Melanie’s also got a lot going on in her life. Her husband has a chronic illness that means he’s had to stop working. Her paycheck barely keeps the family above water. Like Melanie, the families in this book are dealing with health crises, precarious jobs, and work schedules that are ever changing, and so many other issues that are bigger than they are. So this chapter juxtaposes the dominant message that parents just need to get feeding right with the example of a mother who is trying very hard to go by the book (she breastfed both her kids, she cooks meals at home mostly from scratch, she encourages her kids to eat a range of fruits and vegetables) but is up against a lot. And this is a big part of our argument: That the messages around food and feeding children are really out of touch with the realities of many American families’ lives.
At the end of the day and the end of the book, we’ve still got health issues whether or not we relieve moms of this enormous weight of caregiving. So, instead of home-cooked family meals, what should we be focusing on?
Sarah Bowen: Research suggests that overall American diets have gotten healthier over the last 20 years—there’s been a decrease in sugar-sweetened beverages and an increase in whole grains. Consumption of fruits has increased—for rich people, not for poor people. Talking about health means we have to deal with inequality, because people share similar views about what healthy food looks like. Where it looks different is in what makes it harder for them to enact those ideals.
Joslyn Brenton: We need systemic change. We have to make food a human right. We need to make sure people have access to help; WIC, food stamps—the problem is we don’t fund them enough, and they’re not designed to make sure food-insecure people get the food they need. What if a doctor could prescribe food vouchers?
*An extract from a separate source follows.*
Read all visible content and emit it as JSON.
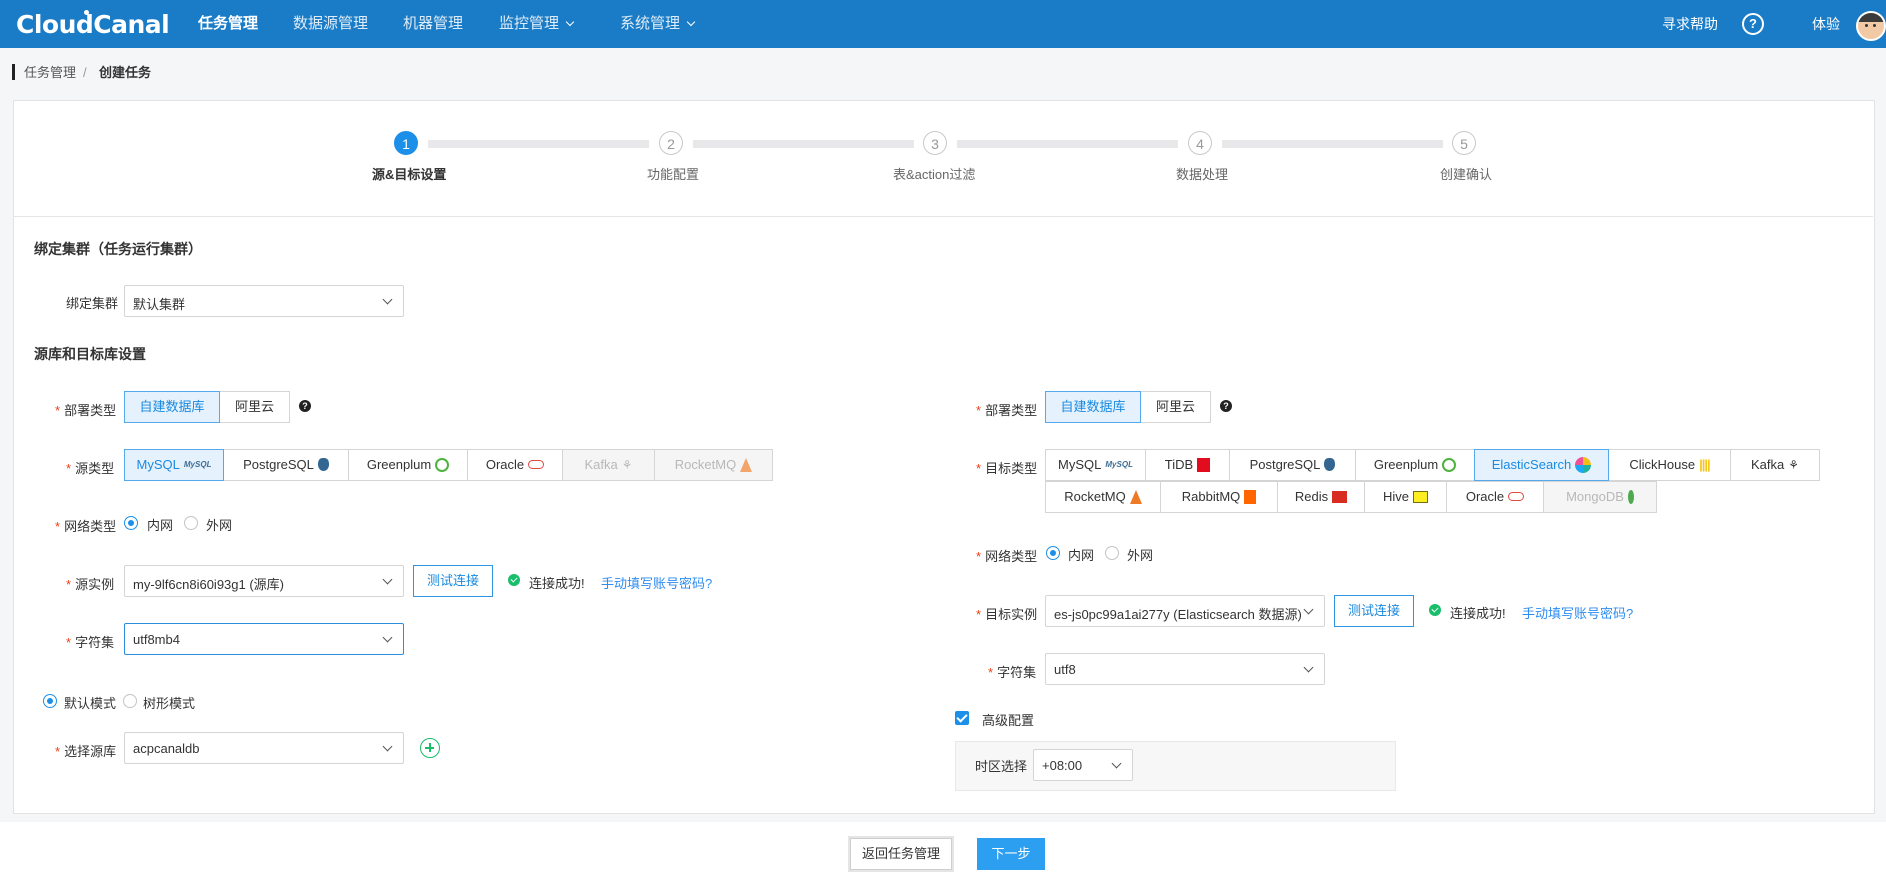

We also need a living wage; this is hard for people to understand, but money for stable housing means people can cook and have enough money to cook.
Another thing resonated with me after this research that I think can work well for middle class mothers: stop caring so much. Resist the messages you’re getting that say you’re not doing enough. It’s okay to give your kid a frozen pizza on Wednesday. I’m not saying that’s the answer for all middle-class mothers, because the idea of “good” mothering being contingent upon feeding “good” meals is deep. But part of the thing we can control is saying no to some of these messages; low-income moms have figured this out from necessity.
Who do you hope will read this book?
Sinikka Elliott: I really want women especially to read it. It’s an ode to what women are doing in individual kitchens and in their lives, and it’s also a call to arms: Let’s make some noise in the streets, let’s think about collective solutions, let’s resist these foodie edicts that are coming from really privileged places that are putting a lot of pressure on us. I would love it if it stirred up some sort of collective anger.
These interviews have been edited for length and clarity.